Read James 4:7.
What clear promise is given to the one who stands against the devil? How does one stand against a force so much more powerful than we are, in and of ourselves? See also Deut. 4:4.
The Christian is not a helpless victim, at the mercy of the devil (can you see here, too, why it’s so important to understand the literal reality of Satan and the fallen angels?). But the Christian is not so much called upon to rise in opposition to the devil as to take a stand against him. The word translated as “resist” is the Greek anthistemi, which means “taking a stand against something.” It is an attitude the Christian takes that causes the devil to flee. That attitude has to be one of complete surrender to Jesus, who alone has the power to cause the devil to flee from us.

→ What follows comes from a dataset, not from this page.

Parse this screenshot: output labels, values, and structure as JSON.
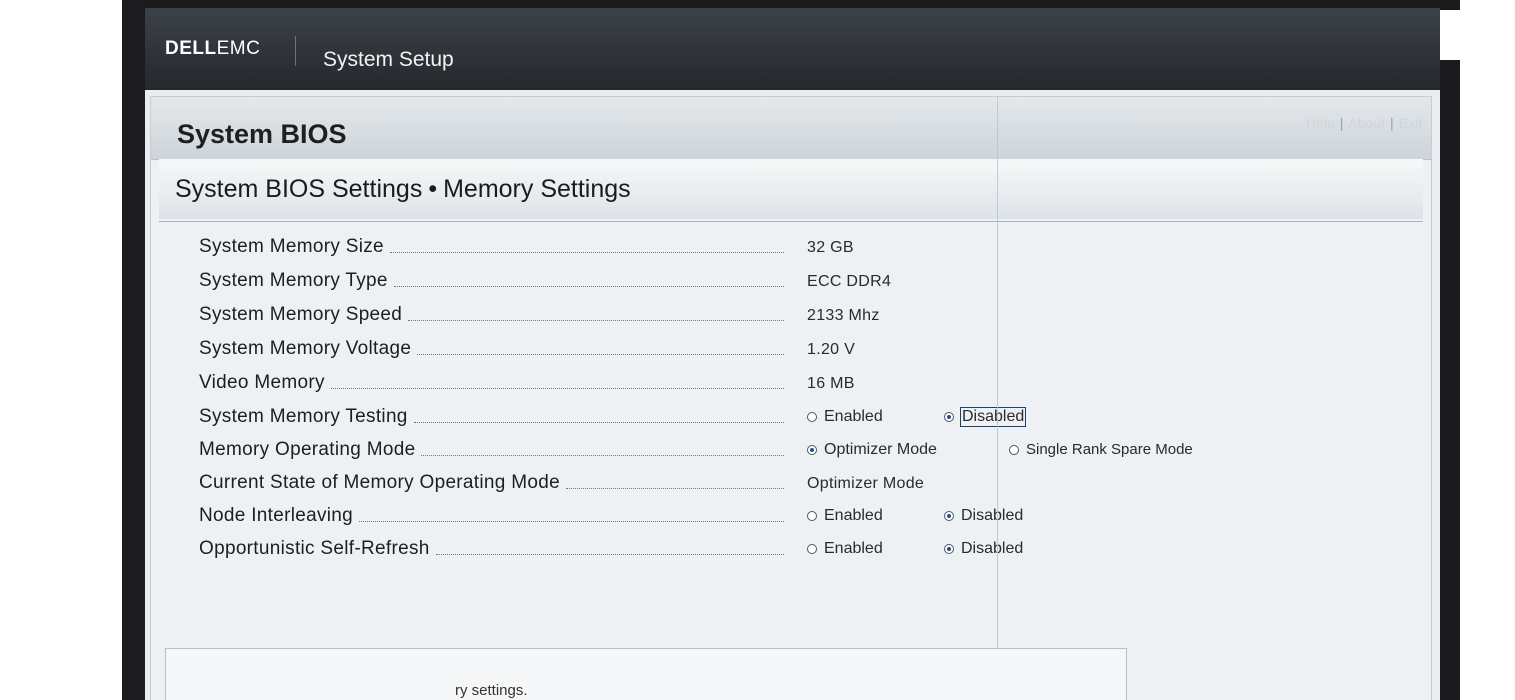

Study 1 Peter 5:6-10. What promise is given to the Christian in the face of an enemy who is described as a “roaring lion” seeking someone to devour? How do these texts help us to understand what James wrote above? See also Ephesians 4:27 and Eph. 6:11.
Peter wrote these words to admonish Christians who were suffering persecution. Obviously he knew that lurking behind the persecution his readers were suffering was the archenemy, Satan. The apostle admonished his readers to resist the devil. Here Peter uses the word anthistemi, as did James but adds the modifier stereoi (hard or firm). Thus, he suggests that the devil may flee from those who present a solid, rock-like front against his attacks. A cowardly attitude will not suffice. Still, Peter knows, that in spite of a strong stand, suffering may endure for a while yet; but God Himself will perfect (mend), establish, strengthen, and settle the Christian (1 Peter 5:10).
Even with all the promises given here, we are not promised freedom from suffering, are we? What Christian doesn’t know the reality of suffering? As humans, we seem destined in this world to suffer. What crucial difference should our faith make for us amid sorrows and pain?